A verbatim reprint of the records below is what this exercise asks for.
· · · ·
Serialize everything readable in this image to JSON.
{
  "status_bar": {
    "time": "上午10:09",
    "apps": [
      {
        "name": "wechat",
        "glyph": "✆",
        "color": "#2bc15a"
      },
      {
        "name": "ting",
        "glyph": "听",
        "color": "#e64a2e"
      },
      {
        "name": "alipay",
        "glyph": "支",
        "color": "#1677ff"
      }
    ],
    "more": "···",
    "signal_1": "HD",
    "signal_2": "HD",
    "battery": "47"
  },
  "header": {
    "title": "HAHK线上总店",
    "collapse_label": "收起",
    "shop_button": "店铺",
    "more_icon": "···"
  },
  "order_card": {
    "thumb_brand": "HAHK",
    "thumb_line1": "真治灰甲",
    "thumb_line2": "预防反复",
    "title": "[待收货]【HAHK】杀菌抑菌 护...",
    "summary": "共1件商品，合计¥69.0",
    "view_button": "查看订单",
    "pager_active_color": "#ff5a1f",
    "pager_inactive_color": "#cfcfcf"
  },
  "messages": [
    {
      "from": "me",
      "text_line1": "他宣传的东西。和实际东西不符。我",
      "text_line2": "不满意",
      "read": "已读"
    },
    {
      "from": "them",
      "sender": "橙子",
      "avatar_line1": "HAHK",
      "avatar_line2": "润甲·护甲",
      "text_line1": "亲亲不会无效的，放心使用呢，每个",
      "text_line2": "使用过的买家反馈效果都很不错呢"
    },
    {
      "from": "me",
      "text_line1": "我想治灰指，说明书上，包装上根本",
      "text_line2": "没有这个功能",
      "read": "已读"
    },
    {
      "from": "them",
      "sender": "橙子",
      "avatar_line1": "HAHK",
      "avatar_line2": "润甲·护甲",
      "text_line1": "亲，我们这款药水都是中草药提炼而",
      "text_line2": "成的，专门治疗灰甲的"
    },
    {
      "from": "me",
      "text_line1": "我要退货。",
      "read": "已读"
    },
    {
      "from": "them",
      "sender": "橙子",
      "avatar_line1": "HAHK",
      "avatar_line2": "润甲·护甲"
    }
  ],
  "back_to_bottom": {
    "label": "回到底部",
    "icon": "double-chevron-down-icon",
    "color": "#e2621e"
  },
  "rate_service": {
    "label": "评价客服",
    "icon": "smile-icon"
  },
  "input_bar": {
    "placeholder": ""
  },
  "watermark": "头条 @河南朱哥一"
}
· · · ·
### Written answer
Serialize everything readable in this image to JSON.
{
  "status_bar": {
    "time": "上午10:09",
    "apps": [
      {
        "name": "wechat",
        "glyph": "✆",
        "color": "#2bc15a"
      },
      {
        "name": "ting",
        "glyph": "听",
        "color": "#e64a2e"
      },
      {
        "name": "alipay",
        "glyph": "支",
        "color": "#1677ff"
      }
    ],
    "more": "···",
    "signal_1": "HD",
    "signal_2": "HD",
    "battery": "47"
  },
  "header": {
    "title": "HAHK线上总店",
    "collapse_label": "收起",
    "shop_button": "店铺",
    "more_icon": "···"
  },
  "order_card": {
    "thumb_brand": "HAHK",
    "thumb_line1": "真治灰甲",
    "thumb_line2": "预防反复",
    "title": "[待收货]【HAHK】杀菌抑菌 护...",
    "summary": "共1件商品，合计¥69.0",
    "view_button": "查看订单",
    "pager_active_color": "#ff5a1f",
    "pager_inactive_color": "#cfcfcf"
  },
  "messages": [
    {
      "from": "me",
      "text_line1": "他宣传的东西。和实际东西不符。我",
      "text_line2": "不满意",
      "read": "已读"
    },
    {
      "from": "them",
      "sender": "橙子",
      "avatar_line1": "HAHK",
      "avatar_line2": "润甲·护甲",
      "text_line1": "亲亲不会无效的，放心使用呢，每个",
      "text_line2": "使用过的买家反馈效果都很不错呢"
    },
    {
      "from": "me",
      "text_line1": "我想治灰指，说明书上，包装上根本",
      "text_line2": "没有这个功能",
      "read": "已读"
    },
    {
      "from": "them",
      "sender": "橙子",
      "avatar_line1": "HAHK",
      "avatar_line2": "润甲·护甲",
      "text_line1": "亲，我们这款药水都是中草药提炼而",
      "text_line2": "成的，专门治疗灰甲的"
    },
    {
      "from": "me",
      "text_line1": "我要退货。",
      "read": "已读"
    },
    {
      "from": "them",
      "sender": "橙子",
      "avatar_line1": "HAHK",
      "avatar_line2": "润甲·护甲"
    }
  ],
  "back_to_bottom": {
    "label": "回到底部",
    "icon": "double-chevron-down-icon",
    "color": "#e2621e"
  },
  "rate_service": {
    "label": "评价客服",
    "icon": "smile-icon"
  },
  "input_bar": {
    "placeholder": ""
  },
  "watermark": "头条 @河南朱哥一"
}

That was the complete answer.